ABOUT THIS EXERCISE >> Copy whichever lines of the data hold the word "content".

Web page and app entries >>
═══
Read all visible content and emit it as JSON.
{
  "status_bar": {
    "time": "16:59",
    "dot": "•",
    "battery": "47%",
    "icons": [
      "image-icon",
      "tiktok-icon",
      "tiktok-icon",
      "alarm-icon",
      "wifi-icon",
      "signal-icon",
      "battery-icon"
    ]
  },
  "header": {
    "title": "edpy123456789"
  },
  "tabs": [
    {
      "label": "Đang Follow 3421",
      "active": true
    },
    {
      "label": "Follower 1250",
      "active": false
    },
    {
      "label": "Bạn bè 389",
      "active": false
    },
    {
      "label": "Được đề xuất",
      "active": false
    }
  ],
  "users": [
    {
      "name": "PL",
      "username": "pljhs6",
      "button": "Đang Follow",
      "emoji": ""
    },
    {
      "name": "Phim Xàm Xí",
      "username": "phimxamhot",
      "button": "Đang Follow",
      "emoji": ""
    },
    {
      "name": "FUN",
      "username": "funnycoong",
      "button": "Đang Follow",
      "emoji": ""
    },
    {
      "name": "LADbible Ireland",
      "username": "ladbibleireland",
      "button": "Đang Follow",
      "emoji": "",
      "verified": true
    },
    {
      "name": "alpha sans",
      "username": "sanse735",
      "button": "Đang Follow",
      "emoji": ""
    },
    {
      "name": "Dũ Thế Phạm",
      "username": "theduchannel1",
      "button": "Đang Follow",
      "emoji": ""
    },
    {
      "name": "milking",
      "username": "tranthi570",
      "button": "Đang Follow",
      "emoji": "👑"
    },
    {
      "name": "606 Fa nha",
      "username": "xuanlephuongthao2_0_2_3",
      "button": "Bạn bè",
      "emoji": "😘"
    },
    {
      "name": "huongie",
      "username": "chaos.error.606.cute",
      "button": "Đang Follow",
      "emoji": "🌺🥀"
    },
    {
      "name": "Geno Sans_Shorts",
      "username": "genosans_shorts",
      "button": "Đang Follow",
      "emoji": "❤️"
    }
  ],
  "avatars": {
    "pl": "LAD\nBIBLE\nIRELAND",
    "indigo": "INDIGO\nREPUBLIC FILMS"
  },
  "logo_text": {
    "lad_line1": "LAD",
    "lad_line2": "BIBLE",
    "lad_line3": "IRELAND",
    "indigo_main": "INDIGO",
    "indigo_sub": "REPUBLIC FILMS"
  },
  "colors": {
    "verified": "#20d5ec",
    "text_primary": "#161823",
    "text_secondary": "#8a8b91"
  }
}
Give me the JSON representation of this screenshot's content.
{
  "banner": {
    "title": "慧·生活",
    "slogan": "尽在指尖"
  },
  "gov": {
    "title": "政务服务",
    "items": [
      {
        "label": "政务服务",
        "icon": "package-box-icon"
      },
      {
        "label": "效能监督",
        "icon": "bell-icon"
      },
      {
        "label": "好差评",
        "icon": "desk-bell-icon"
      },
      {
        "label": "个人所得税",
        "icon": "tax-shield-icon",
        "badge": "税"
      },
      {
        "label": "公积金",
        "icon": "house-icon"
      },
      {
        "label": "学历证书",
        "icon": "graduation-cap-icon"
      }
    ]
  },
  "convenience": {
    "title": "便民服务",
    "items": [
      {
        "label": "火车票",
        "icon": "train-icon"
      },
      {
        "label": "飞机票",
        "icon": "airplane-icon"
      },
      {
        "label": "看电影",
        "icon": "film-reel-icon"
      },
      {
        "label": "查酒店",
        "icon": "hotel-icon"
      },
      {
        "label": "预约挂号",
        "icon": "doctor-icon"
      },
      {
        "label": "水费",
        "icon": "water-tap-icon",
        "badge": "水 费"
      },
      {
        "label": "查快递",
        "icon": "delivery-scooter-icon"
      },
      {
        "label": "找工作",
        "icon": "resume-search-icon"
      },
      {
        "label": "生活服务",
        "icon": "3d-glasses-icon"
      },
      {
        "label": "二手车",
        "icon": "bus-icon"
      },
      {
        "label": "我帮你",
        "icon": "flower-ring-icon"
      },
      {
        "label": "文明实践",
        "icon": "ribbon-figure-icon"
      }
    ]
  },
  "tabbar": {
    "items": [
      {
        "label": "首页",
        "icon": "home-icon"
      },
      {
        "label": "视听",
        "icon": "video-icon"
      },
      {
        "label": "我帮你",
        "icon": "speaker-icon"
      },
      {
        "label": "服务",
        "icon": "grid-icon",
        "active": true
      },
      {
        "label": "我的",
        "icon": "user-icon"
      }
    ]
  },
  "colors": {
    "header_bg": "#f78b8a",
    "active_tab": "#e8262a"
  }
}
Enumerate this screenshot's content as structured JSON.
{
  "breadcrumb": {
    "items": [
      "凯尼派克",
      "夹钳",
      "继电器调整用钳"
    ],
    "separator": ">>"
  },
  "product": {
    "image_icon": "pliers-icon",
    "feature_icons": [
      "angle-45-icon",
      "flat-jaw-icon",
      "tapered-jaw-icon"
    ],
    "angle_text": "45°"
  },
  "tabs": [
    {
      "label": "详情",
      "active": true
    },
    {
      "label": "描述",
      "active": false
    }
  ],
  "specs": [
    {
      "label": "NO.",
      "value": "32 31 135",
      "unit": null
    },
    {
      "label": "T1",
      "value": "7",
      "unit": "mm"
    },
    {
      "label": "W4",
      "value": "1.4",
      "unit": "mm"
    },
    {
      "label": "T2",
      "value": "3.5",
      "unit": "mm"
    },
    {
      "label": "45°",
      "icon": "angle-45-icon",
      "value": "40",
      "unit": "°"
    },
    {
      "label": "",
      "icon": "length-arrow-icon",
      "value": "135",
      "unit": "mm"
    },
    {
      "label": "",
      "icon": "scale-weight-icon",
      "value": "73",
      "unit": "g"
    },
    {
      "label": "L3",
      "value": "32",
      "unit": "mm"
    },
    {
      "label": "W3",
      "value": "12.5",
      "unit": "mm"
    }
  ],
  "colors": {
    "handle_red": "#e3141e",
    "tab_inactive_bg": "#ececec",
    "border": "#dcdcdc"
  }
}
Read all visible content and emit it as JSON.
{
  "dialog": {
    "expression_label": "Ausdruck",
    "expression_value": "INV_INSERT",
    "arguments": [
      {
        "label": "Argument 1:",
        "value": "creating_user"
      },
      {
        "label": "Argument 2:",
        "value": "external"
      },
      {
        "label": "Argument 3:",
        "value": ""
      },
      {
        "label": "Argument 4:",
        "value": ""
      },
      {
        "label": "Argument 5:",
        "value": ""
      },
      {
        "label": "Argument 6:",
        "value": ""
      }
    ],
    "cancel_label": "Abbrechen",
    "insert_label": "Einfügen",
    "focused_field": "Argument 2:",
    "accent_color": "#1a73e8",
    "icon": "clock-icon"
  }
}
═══
EXERCISE RESPONSE >>
Read all visible content and emit it as JSON.
Give me the JSON representation of this screenshot's content.
Enumerate this screenshot's content as structured JSON.
Read all visible content and emit it as JSON.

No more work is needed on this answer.